In this alternative medicine worksheet, students read the article, answer true and false questions, complete synonym matching, complete phrase matching, complete a gap fill, answer short answer questions, answer discussion questions, write, and more about alternative medicine. Students complete 10 activities total.
Students compare and contrast traditional Chinese and contemporary Western approaches to medicine. They bring a rational and scientific approach to the evaluation of alternative medicines. They study acupuncture from a Chinese and Western perspective.
Students examine changes in technology, medicine and health that took place between 1870m and 1930. In this social development lesson students participate in games and simulations, create graphs and charts to evaluate the changes that have taken place in society in North Carolina.
Young scholars in a special education class examine the United States Constitution. Using the text, they answer five research questions and discuss the amendments that concern medicine, ethics and law of the right to die issue. They develop their own opinions on the issue and present them to the class as a presentation or debate.
An in-depth look at medicinal plants awaits your college-level future pharmacy techs. This reads like a textbook with loads of information and a few accompanying photos and diagrams. Have learners read through the slides as homework. Create a reading guide or a set of comprehension questions to answer afterwards.
Students brainstorm ideas about what makes a substance a "medicine" to determine their preconceptions about medicines. They evaluate whether certain substances should be defined as "medicines' and examine various systems of medicine.
Students identify reasons why people take medicines. For this medicine lesson plan, students are shown different medicines and discuss why people might take them. The teacher poses different scenarios about when it is safe and unsafe to take certain medicines. Students come up with safety rules for medicines, and fill out a worksheet on medicine safety.

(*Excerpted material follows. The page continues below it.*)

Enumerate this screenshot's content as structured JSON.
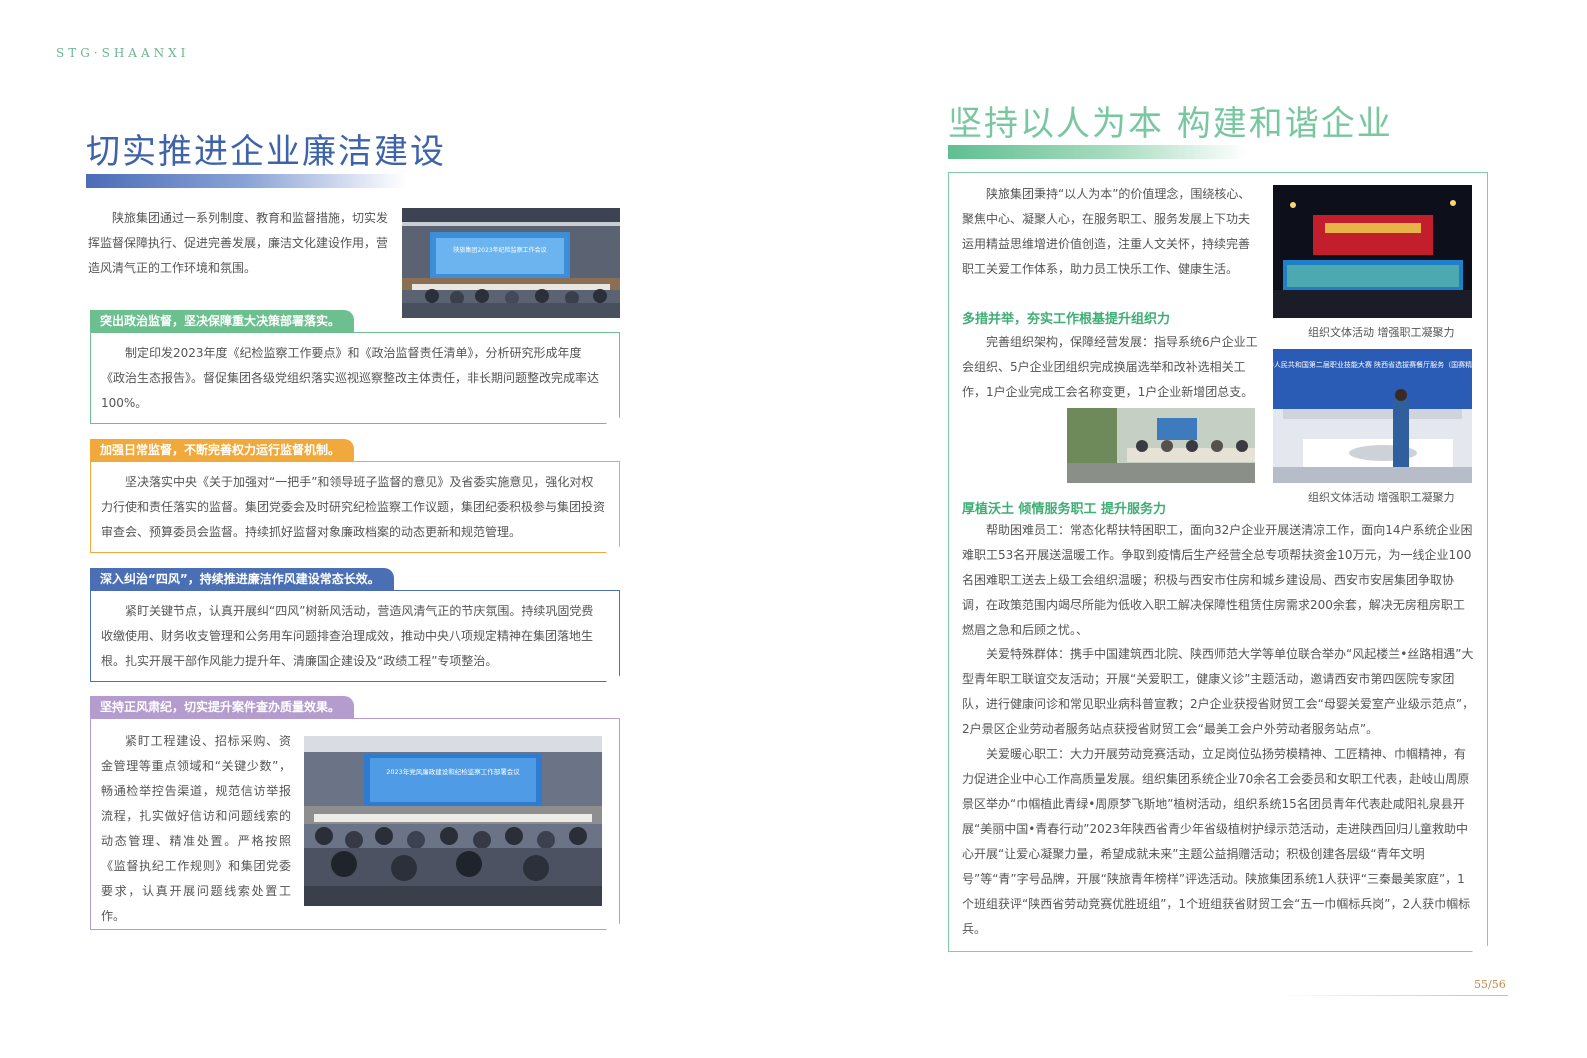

Learners become critical thinkers about substances that are called medicines and it guides them into an inquiry process of carrying out their own investigations of the attributes of some common herbal remedies.
First graders practice saying "no" in different ways to respond to taking harmful medicines. In this saying "no" lesson plan, 1st graders read the story "Green Eggs and Ham" and talk about saying "no". Then they discuss the different ways on how to say no. After that, they role play different scenarios and responses. There is a worksheet to do at the end.
First graders explore ancient civilizations by researching medical technology. In this modern medicine lesson, 1st graders discuss the modern medical world today and identify the similar ideas shared with Ancient Greece. Students define the Hippocratic Oath and the apprentice system which were both founded in Greece.
Students compare and contrast the appearance of medicine and candy to demonstrate the need for safety precautions with medicines, and adult supervision.
Students investigate the conditions of life and medicine for people in the 19th century. In this history of medicine lesson plan, students discuss the current ways to stay healthy. Students research developments during this period and create a timeline of medicine. They complete an analysis of the medicine history for Prince Edward Island.